Hi everyone, please find my audioslide presentation attached to this post — I hope you will find it interesting! Here is a transcript of the presentation for easy referral later:
“Hello everyone, today I will be talking about Make-up Artistry and Copyright Protection. I think we can all agree that make-up artists are, as their title states, artists. But have we turned our minds to whether their work is an “artistic work” such that it should receive protection under the Copyright Act? Today I will be discussing some examples showing that at least some make-up application should attract copyright protection.
Per s. 5(1) of the Copyright Act, original artistic works receive copyright protection. The definition of “artistic work” in s. 2 includes both paintings and drawings, and one could argue that the application of cosmetic pigment is analogous to painting or drawing. Everyday use of make-up may not qualify as “an exercise of skill and judgment that is more than a purely mechanical exercise” per CCH Canadian, nor would it be sufficiently “original.” Where I think the conversation gets more interesting is in the realm of Avant Garde and Special Effects make-up, which tend not to be designed to enhance the subject but rather to use them as a canvas. For example, see Kicki Yang Zhang’s artistry here – should work such as hers attract copyright protection?
To discuss this I want to tell you about Frankenstein’s monster. You may be familiar with Mary Shelley’s original description, which says that the monster has black hair, white teeth, and tight yellow skin. However, it is the film version from the 1930s that is most prominent in pop culture. Makeup artist Jack Pierce came up with the iconic version of Frankenstein’s monster that we all know, with a green face, big forehead, scar, flat-topped head and bolts on his neck. And it is these five elements that constitute Universal Studio’s copyright in the make-up design. To be clear, they have not copyrighted the character of the monster, since the original book was published was in 1818 and has long been in the public domain – it is just the specific elements of the make-up. Here you can see Boris Karloff as Frankenstein in the original film, with all five elements present (though of course it was in black and white so you can’t see the green skin – apparently, the green skin was because that showed up better on black and white film!). On the right you can see Peter Boyle as the monster in “Young Frankenstein,” a 1974 parody of the Frankenstein story that managed to evoke the Boris Karloff monster without actually using all five elements, and thus avoided infringement. And yes, that film was in black and white as well, but that was on purpose and not due to technical restrictions!
You might be thinking, how is it possible to have copyright in make-up, since it is meant to be washed off and therefore can’t be “fixed”? In 2000, a New York court considered whether the make-up designed for the musical “Cats” attracted copyright protection, and concluded that it did. Although it washes off the actors faces, it represented an original expression of an idea, and being painted on an actor was sufficient to be considered “fixed.” The artist, Candace Carell, was ultimately barred from establishing ownership, but it was due to the statute of limitations rather than some element of her work. She was able to protect herself against a counterclaim and created a coloring book featuring her design.
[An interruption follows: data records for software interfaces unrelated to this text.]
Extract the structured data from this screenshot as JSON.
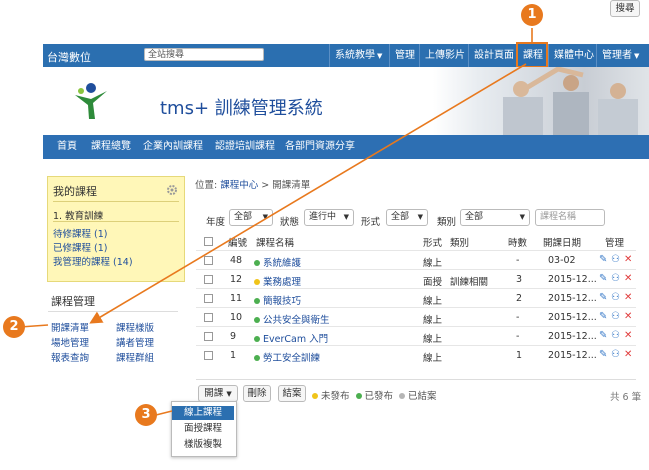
{
  "topnav": {
    "brand": "台灣數位",
    "search_placeholder": "全站搜尋",
    "items": [
      "系統教學",
      "管理",
      "上傳影片",
      "設計頁面",
      "課程",
      "媒體中心",
      "管理者"
    ]
  },
  "header": {
    "title": "tms+ 訓練管理系統"
  },
  "mainnav": [
    "首頁",
    "課程總覽",
    "企業內訓課程",
    "認證培訓課程",
    "各部門資源分享"
  ],
  "mycourse": {
    "title": "我的課程",
    "lines": [
      "1. 教育訓練",
      "待修課程 (1)",
      "已修課程 (1)",
      "我管理的課程 (14)"
    ]
  },
  "mgmt": {
    "title": "課程管理",
    "links": [
      "開課清單",
      "課程樣版",
      "場地管理",
      "講者管理",
      "報表查詢",
      "課程群組"
    ]
  },
  "breadcrumb": {
    "prefix": "位置:",
    "section": "課程中心",
    "sep": ">",
    "current": "開課清單"
  },
  "filters": {
    "year_label": "年度",
    "year_value": "全部",
    "status_label": "狀態",
    "status_value": "進行中",
    "form_label": "形式",
    "form_value": "全部",
    "category_label": "類別",
    "category_value": "全部",
    "search_placeholder": "課程名稱",
    "search_button": "搜尋"
  },
  "table": {
    "headers": [
      "編號",
      "課程名稱",
      "形式",
      "類別",
      "時數",
      "開課日期",
      "管理"
    ],
    "rows": [
      {
        "id": "48",
        "status": "published",
        "name": "系統維護",
        "form": "線上",
        "category": "",
        "hours": "-",
        "date": "03-02"
      },
      {
        "id": "12",
        "status": "unpublished",
        "name": "業務處理",
        "form": "面授",
        "category": "訓練相關",
        "hours": "3",
        "date": "2015-12..."
      },
      {
        "id": "11",
        "status": "published",
        "name": "簡報技巧",
        "form": "線上",
        "category": "",
        "hours": "2",
        "date": "2015-12..."
      },
      {
        "id": "10",
        "status": "published",
        "name": "公共安全與衛生",
        "form": "線上",
        "category": "",
        "hours": "-",
        "date": "2015-12..."
      },
      {
        "id": "9",
        "status": "published",
        "name": "EverCam 入門",
        "form": "線上",
        "category": "",
        "hours": "-",
        "date": "2015-12..."
      },
      {
        "id": "1",
        "status": "published",
        "name": "勞工安全訓練",
        "form": "線上",
        "category": "",
        "hours": "1",
        "date": "2015-12..."
      }
    ]
  },
  "actions": {
    "open_button": "開課",
    "delete_button": "刪除",
    "close_button": "結案",
    "legend": [
      {
        "label": "未發布",
        "color": "#f0c419"
      },
      {
        "label": "已發布",
        "color": "#4caf50"
      },
      {
        "label": "已結案",
        "color": "#b5b5b5"
      }
    ],
    "total": "共 6 筆"
  },
  "dropdown": [
    "線上課程",
    "面授課程",
    "樣版複製"
  ],
  "badges": [
    "1",
    "2",
    "3"
  ],
  "colors": {
    "accent": "#e8791e",
    "brand": "#2b6fb0",
    "link": "#1f4e9c"
  }
}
Both examples I’ve discussed are very theatrical, character-driven instances where the make-up is done to enhance another performance, whether on film or on stage. However, this is not the only instance in which make-up artists might have copyright protection. Please note that for this example, I am relying on secondary sources as I cannot read the original case in Spanish and it is not available in English. In 2017, a court in Argentina awarded damages to a make-up artist who failed to receive proper credit. She had done the makeup on models for use in a magazine, but later discovered photos in a catalog where another person was given the credit. Initially her make-up was considered an “idea” which did not attract protection, but on appeal the court decided that there was a sufficient basis for her to receive damages both for economic and moral reasons. Morally, because her name was not attached to her work as it should have been, and economically, because it was used for a purpose beyond what she was paid for.
There is no caselaw in Canada on this point as of yet, but I think it would be interesting to see a Canadian court grapple with what make-up application should attract copyright protection. To me, it seems that “over-the-top” applications such as Frankenstein’s monster or the musical Cats would be easier to protect than a neutral make-up applied for a fashion show. Where do you think a Canadian court might draw the line in applying Theberge? In what circumstances does a just reward for a make-up artist start to outweigh the public interest in “the encouragement and dissemination of works of the arts and intellect”? Thank you for listening to this presentation.”